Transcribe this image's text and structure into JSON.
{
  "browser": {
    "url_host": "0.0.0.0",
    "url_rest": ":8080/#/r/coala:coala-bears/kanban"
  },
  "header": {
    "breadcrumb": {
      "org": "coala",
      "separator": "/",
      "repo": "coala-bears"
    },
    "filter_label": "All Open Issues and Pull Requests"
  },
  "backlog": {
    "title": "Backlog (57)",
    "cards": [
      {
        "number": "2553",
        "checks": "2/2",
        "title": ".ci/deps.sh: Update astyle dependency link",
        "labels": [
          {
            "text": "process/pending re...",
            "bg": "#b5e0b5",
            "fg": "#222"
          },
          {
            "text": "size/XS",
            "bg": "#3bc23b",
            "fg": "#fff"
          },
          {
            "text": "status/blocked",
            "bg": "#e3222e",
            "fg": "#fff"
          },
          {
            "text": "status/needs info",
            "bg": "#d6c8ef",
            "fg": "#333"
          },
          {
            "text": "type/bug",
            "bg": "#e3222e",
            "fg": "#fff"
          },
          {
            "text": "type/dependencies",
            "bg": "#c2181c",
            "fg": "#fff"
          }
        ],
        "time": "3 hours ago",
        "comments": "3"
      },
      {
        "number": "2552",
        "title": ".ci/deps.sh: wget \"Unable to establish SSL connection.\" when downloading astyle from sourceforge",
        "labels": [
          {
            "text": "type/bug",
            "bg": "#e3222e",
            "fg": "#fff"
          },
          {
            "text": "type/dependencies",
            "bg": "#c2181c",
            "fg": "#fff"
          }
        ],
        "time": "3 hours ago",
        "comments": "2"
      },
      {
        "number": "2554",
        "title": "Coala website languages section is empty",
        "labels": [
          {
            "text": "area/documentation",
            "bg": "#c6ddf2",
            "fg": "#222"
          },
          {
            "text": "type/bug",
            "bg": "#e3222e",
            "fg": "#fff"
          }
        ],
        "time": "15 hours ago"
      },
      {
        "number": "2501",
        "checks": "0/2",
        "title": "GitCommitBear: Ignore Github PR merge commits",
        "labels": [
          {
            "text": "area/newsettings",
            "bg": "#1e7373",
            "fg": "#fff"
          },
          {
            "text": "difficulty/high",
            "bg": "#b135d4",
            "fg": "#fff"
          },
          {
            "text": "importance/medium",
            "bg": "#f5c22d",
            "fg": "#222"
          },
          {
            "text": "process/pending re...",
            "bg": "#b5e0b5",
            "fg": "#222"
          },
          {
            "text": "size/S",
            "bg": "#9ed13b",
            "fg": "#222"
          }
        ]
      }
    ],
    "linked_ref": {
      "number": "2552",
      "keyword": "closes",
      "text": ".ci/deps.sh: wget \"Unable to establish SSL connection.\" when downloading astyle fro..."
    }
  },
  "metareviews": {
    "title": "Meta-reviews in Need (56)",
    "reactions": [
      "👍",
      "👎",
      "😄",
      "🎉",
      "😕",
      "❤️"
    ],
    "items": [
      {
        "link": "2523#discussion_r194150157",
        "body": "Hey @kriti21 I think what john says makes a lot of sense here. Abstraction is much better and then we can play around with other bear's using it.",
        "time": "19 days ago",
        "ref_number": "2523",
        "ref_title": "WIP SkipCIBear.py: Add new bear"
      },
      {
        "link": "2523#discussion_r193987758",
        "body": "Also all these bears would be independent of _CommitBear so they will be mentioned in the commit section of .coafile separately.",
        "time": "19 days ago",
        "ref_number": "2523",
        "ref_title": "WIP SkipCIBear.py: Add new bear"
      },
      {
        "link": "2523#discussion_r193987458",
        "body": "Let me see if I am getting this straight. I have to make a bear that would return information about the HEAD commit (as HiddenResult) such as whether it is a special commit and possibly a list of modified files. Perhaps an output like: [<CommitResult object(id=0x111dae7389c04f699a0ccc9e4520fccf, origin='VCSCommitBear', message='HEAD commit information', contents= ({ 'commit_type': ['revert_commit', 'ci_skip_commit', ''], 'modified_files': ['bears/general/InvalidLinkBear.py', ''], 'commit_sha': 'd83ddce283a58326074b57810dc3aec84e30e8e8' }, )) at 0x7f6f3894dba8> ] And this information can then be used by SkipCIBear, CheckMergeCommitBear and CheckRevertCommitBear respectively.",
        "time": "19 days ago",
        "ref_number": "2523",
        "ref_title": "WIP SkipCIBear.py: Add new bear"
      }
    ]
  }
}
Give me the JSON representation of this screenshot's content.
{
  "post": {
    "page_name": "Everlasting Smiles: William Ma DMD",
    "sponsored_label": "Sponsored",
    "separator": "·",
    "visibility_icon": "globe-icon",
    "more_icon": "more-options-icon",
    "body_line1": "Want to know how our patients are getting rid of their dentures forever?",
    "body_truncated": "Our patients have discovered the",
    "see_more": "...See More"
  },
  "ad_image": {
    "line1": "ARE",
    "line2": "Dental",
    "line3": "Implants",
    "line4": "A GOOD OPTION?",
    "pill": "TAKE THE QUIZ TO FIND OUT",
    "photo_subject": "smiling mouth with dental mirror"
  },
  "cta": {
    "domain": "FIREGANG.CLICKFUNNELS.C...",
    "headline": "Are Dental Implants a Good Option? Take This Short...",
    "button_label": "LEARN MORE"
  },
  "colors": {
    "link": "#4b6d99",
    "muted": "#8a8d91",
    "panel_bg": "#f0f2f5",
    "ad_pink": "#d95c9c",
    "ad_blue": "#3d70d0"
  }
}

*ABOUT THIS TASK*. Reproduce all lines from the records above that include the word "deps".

*EXERCISE SOLUTION*.
        "title": ".ci/deps.sh: Update astyle dependency link",
        "title": ".ci/deps.sh: wget \"Unable to establish SSL connection.\" when downloading astyle from sourceforge",
      "text": ".ci/deps.sh: wget \"Unable to establish SSL connection.\" when downloading astyle fro..."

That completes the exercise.